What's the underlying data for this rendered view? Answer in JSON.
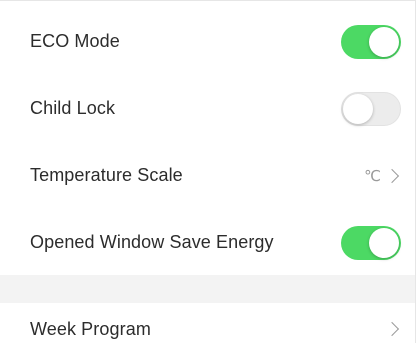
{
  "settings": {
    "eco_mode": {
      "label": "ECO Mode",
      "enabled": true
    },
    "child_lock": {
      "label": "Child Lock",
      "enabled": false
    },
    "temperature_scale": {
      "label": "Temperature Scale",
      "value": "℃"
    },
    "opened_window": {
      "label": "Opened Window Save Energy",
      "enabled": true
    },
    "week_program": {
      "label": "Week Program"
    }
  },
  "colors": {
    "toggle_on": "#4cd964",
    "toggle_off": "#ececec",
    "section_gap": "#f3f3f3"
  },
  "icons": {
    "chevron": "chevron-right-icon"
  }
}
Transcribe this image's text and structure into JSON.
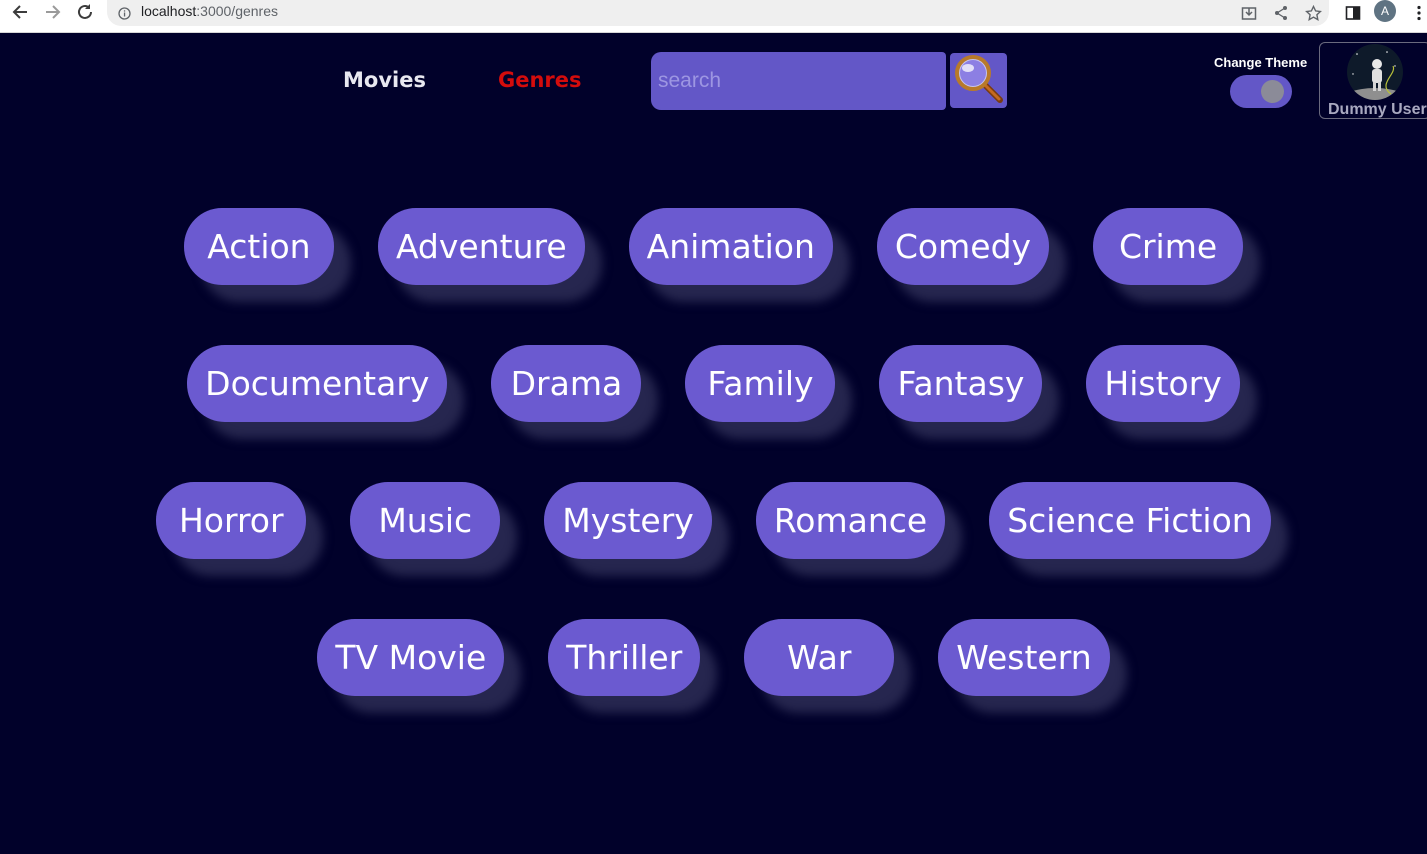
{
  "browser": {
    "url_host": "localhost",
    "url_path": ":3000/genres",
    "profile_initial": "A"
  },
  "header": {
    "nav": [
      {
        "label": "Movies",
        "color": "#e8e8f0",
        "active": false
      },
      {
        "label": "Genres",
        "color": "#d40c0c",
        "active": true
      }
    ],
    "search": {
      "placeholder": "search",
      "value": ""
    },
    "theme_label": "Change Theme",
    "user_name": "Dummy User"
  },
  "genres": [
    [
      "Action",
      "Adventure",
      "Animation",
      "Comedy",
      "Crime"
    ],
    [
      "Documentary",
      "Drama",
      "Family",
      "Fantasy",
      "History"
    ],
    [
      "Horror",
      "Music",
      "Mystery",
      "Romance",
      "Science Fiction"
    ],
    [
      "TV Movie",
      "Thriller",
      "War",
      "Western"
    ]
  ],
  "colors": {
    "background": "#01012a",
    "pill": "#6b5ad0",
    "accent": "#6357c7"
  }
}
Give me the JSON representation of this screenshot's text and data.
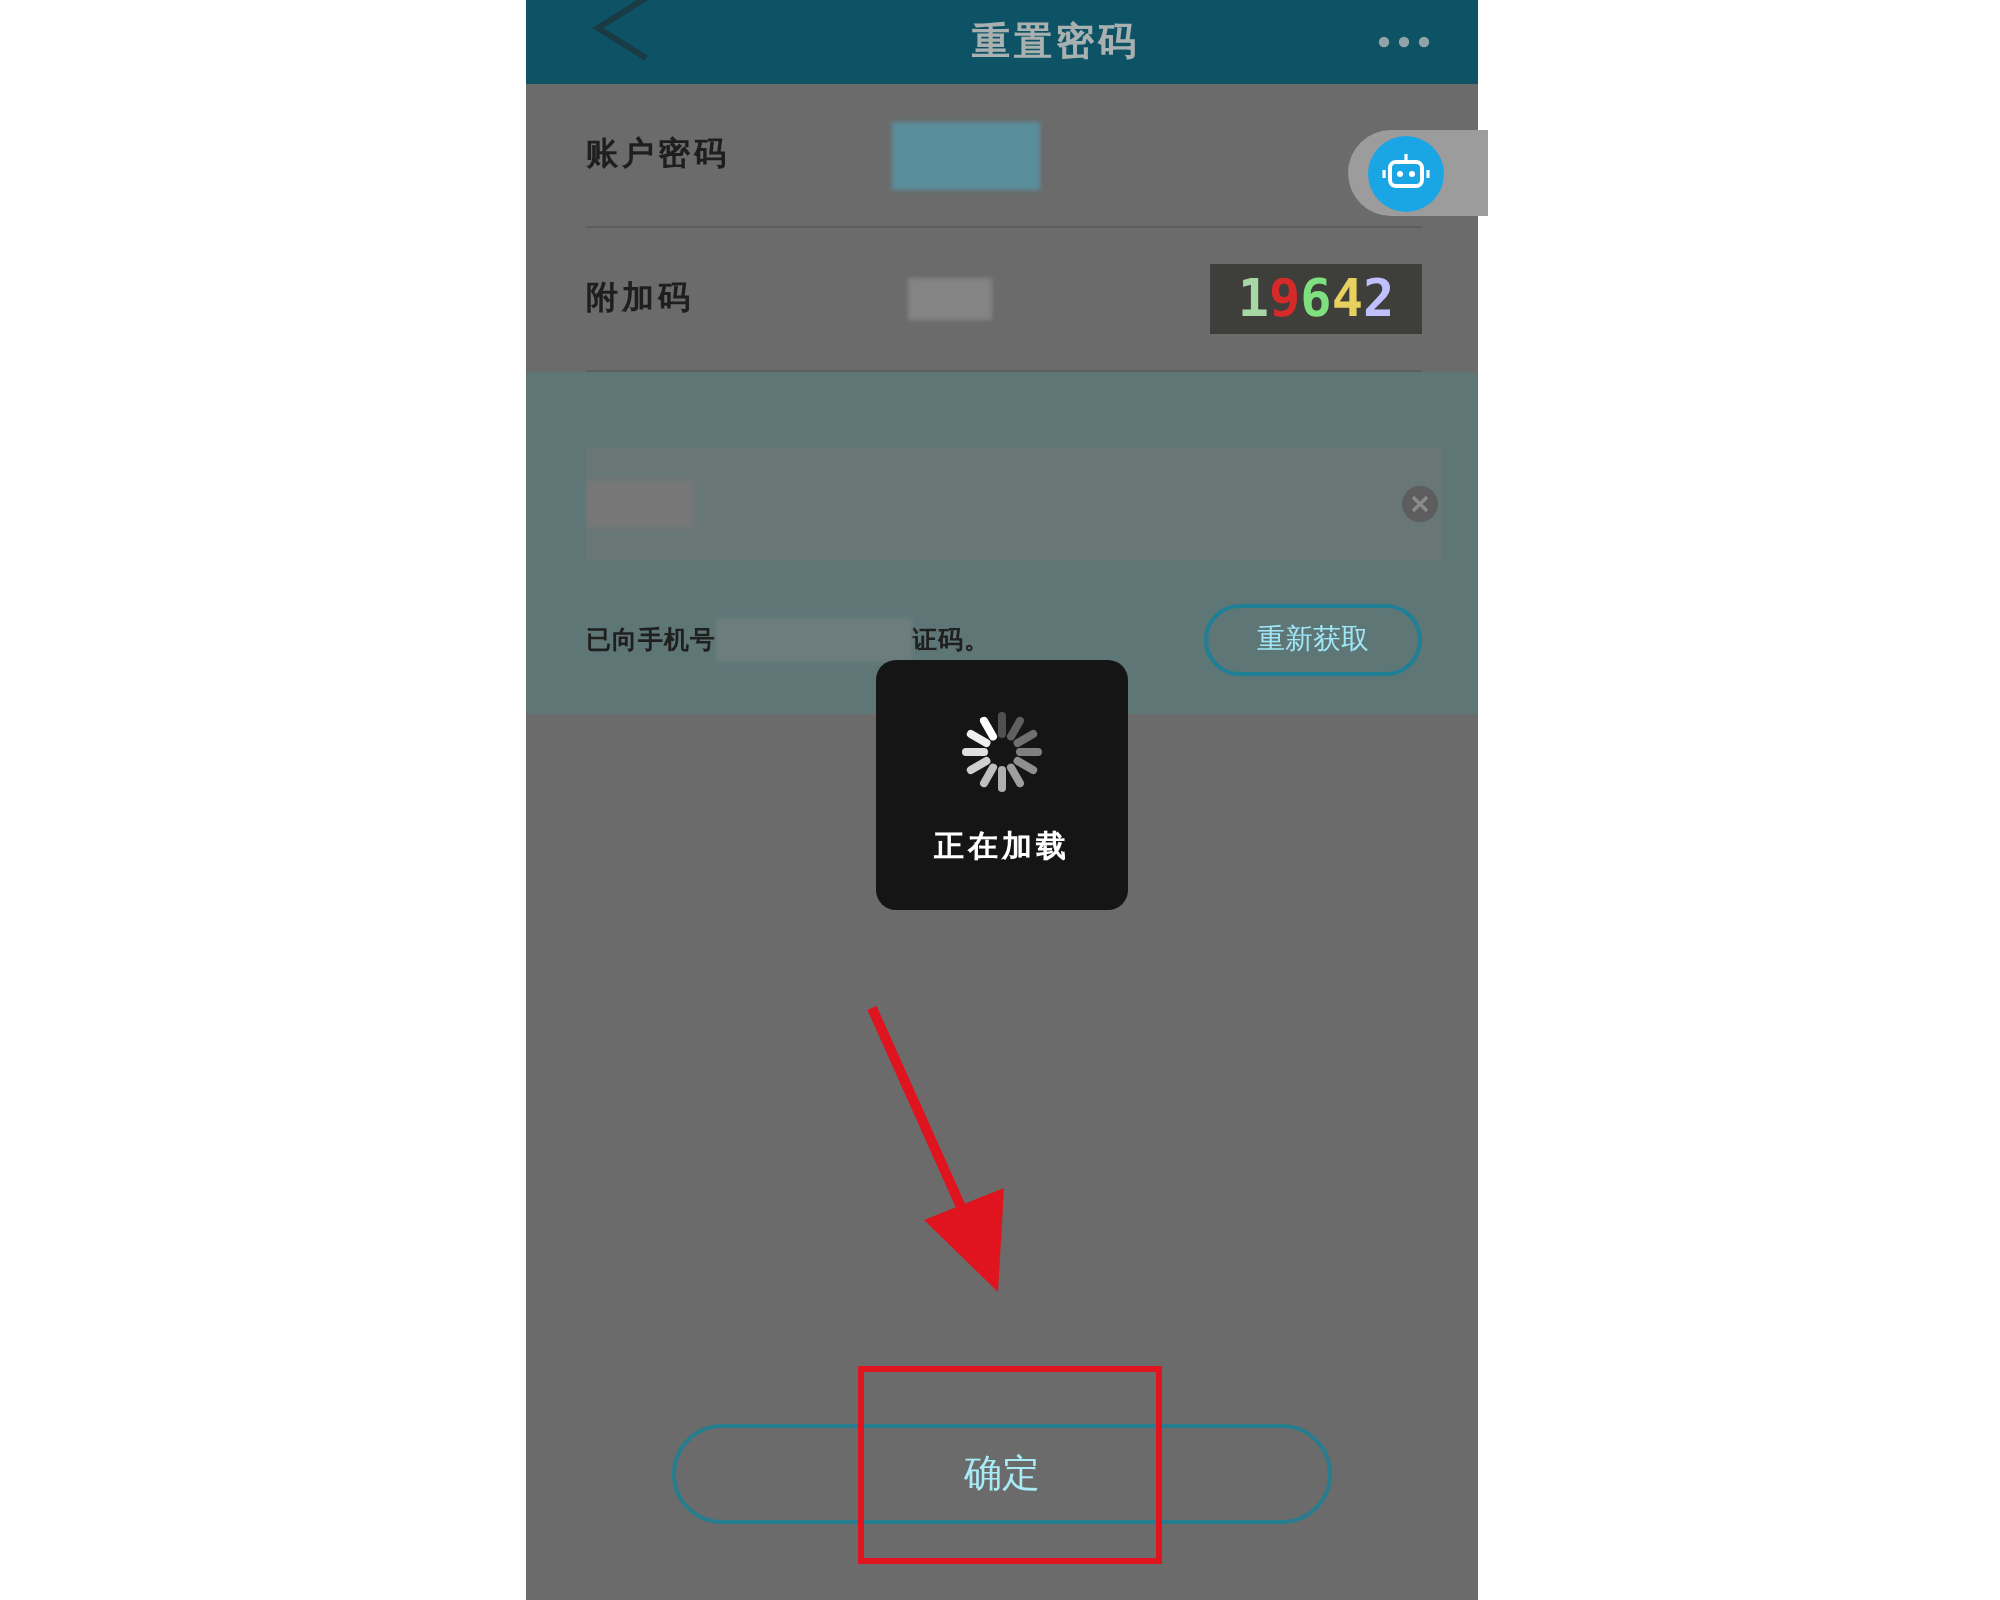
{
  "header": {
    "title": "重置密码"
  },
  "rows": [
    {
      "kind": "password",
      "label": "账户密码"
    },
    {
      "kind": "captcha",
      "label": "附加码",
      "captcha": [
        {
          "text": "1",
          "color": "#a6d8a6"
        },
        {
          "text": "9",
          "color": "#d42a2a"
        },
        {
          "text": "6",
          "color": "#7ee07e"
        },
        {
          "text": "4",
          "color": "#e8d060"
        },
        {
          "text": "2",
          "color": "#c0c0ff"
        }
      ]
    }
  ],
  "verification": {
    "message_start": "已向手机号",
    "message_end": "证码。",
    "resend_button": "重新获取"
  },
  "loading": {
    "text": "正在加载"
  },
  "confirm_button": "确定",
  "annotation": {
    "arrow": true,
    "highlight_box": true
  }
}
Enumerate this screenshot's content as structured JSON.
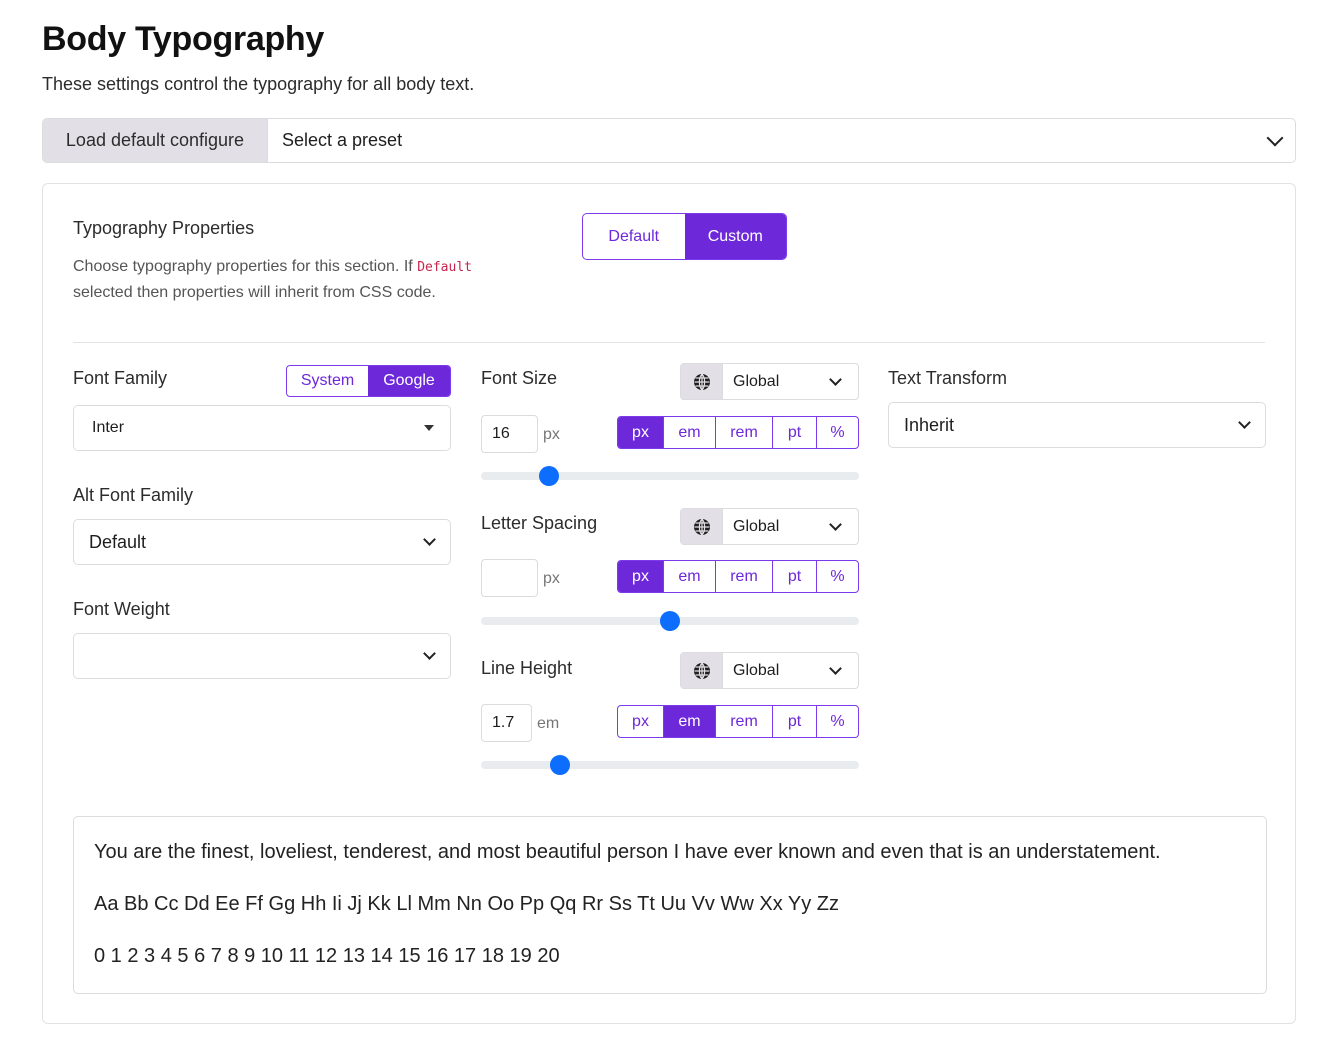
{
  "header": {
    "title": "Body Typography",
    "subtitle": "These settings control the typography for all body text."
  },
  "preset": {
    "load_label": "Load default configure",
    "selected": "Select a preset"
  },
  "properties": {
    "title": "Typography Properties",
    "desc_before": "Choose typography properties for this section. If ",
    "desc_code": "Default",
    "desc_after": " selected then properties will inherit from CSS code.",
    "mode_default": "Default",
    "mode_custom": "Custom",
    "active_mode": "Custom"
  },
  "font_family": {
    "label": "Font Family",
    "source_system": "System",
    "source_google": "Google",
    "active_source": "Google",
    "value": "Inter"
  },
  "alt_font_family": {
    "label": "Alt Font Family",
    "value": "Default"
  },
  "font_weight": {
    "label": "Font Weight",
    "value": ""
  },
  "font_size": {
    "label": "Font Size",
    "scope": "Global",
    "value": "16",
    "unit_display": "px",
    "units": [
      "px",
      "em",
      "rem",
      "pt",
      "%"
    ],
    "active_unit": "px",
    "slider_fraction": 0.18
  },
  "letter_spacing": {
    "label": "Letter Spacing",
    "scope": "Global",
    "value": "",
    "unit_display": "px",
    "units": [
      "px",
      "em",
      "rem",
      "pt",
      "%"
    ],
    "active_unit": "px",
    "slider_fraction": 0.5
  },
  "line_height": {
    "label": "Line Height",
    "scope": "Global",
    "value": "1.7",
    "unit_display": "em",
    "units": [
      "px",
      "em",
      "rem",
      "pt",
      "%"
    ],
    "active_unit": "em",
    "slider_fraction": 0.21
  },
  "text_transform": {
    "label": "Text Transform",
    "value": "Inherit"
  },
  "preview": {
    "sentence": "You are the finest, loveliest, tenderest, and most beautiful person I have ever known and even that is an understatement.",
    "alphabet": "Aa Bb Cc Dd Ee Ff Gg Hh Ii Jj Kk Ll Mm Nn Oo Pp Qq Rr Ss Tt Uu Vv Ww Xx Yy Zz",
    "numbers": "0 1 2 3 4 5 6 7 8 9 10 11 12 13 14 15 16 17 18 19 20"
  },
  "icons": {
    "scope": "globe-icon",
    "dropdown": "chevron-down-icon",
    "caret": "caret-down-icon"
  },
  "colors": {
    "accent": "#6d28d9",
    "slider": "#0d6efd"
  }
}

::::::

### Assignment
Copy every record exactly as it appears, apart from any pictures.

### Task solution
What's the underlying data for this rendered view? Answer in JSON.
{
  "settings": {
    "eco_mode": {
      "label": "ECO Mode",
      "enabled": true
    },
    "child_lock": {
      "label": "Child Lock",
      "enabled": false
    },
    "temperature_scale": {
      "label": "Temperature Scale",
      "value": "℃"
    },
    "opened_window": {
      "label": "Opened Window Save Energy",
      "enabled": true
    },
    "week_program": {
      "label": "Week Program"
    }
  },
  "colors": {
    "toggle_on": "#4cd964",
    "toggle_off": "#ececec",
    "section_gap": "#f3f3f3"
  },
  "icons": {
    "chevron": "chevron-right-icon"
  }
}
Transcribe this image's text and structure into JSON.
{
  "browser": {
    "url_host": "localhost",
    "url_path": ":3000/genres",
    "profile_initial": "A"
  },
  "header": {
    "nav": [
      {
        "label": "Movies",
        "color": "#e8e8f0",
        "active": false
      },
      {
        "label": "Genres",
        "color": "#d40c0c",
        "active": true
      }
    ],
    "search": {
      "placeholder": "search",
      "value": ""
    },
    "theme_label": "Change Theme",
    "user_name": "Dummy User"
  },
  "genres": [
    [
      "Action",
      "Adventure",
      "Animation",
      "Comedy",
      "Crime"
    ],
    [
      "Documentary",
      "Drama",
      "Family",
      "Fantasy",
      "History"
    ],
    [
      "Horror",
      "Music",
      "Mystery",
      "Romance",
      "Science Fiction"
    ],
    [
      "TV Movie",
      "Thriller",
      "War",
      "Western"
    ]
  ],
  "colors": {
    "background": "#01012a",
    "pill": "#6b5ad0",
    "accent": "#6357c7"
  }
}
Give me the JSON representation of this screenshot's text and data.
{
  "header": {
    "title": "重置密码"
  },
  "rows": [
    {
      "kind": "password",
      "label": "账户密码"
    },
    {
      "kind": "captcha",
      "label": "附加码",
      "captcha": [
        {
          "text": "1",
          "color": "#a6d8a6"
        },
        {
          "text": "9",
          "color": "#d42a2a"
        },
        {
          "text": "6",
          "color": "#7ee07e"
        },
        {
          "text": "4",
          "color": "#e8d060"
        },
        {
          "text": "2",
          "color": "#c0c0ff"
        }
      ]
    }
  ],
  "verification": {
    "message_start": "已向手机号",
    "message_end": "证码。",
    "resend_button": "重新获取"
  },
  "loading": {
    "text": "正在加载"
  },
  "confirm_button": "确定",
  "annotation": {
    "arrow": true,
    "highlight_box": true
  }
}
Enumerate this screenshot's content as structured JSON.
{
  "header": {
    "title": "Body Typography",
    "subtitle": "These settings control the typography for all body text."
  },
  "preset": {
    "load_label": "Load default configure",
    "selected": "Select a preset"
  },
  "properties": {
    "title": "Typography Properties",
    "desc_before": "Choose typography properties for this section. If ",
    "desc_code": "Default",
    "desc_after": " selected then properties will inherit from CSS code.",
    "mode_default": "Default",
    "mode_custom": "Custom",
    "active_mode": "Custom"
  },
  "font_family": {
    "label": "Font Family",
    "source_system": "System",
    "source_google": "Google",
    "active_source": "Google",
    "value": "Inter"
  },
  "alt_font_family": {
    "label": "Alt Font Family",
    "value": "Default"
  },
  "font_weight": {
    "label": "Font Weight",
    "value": ""
  },
  "font_size": {
    "label": "Font Size",
    "scope": "Global",
    "value": "16",
    "unit_display": "px",
    "units": [
      "px",
      "em",
      "rem",
      "pt",
      "%"
    ],
    "active_unit": "px",
    "slider_fraction": 0.18
  },
  "letter_spacing": {
    "label": "Letter Spacing",
    "scope": "Global",
    "value": "",
    "unit_display": "px",
    "units": [
      "px",
      "em",
      "rem",
      "pt",
      "%"
    ],
    "active_unit": "px",
    "slider_fraction": 0.5
  },
  "line_height": {
    "label": "Line Height",
    "scope": "Global",
    "value": "1.7",
    "unit_display": "em",
    "units": [
      "px",
      "em",
      "rem",
      "pt",
      "%"
    ],
    "active_unit": "em",
    "slider_fraction": 0.21
  },
  "text_transform": {
    "label": "Text Transform",
    "value": "Inherit"
  },
  "preview": {
    "sentence": "You are the finest, loveliest, tenderest, and most beautiful person I have ever known and even that is an understatement.",
    "alphabet": "Aa Bb Cc Dd Ee Ff Gg Hh Ii Jj Kk Ll Mm Nn Oo Pp Qq Rr Ss Tt Uu Vv Ww Xx Yy Zz",
    "numbers": "0 1 2 3 4 5 6 7 8 9 10 11 12 13 14 15 16 17 18 19 20"
  },
  "icons": {
    "scope": "globe-icon",
    "dropdown": "chevron-down-icon",
    "caret": "caret-down-icon"
  },
  "colors": {
    "accent": "#6d28d9",
    "slider": "#0d6efd"
  }
}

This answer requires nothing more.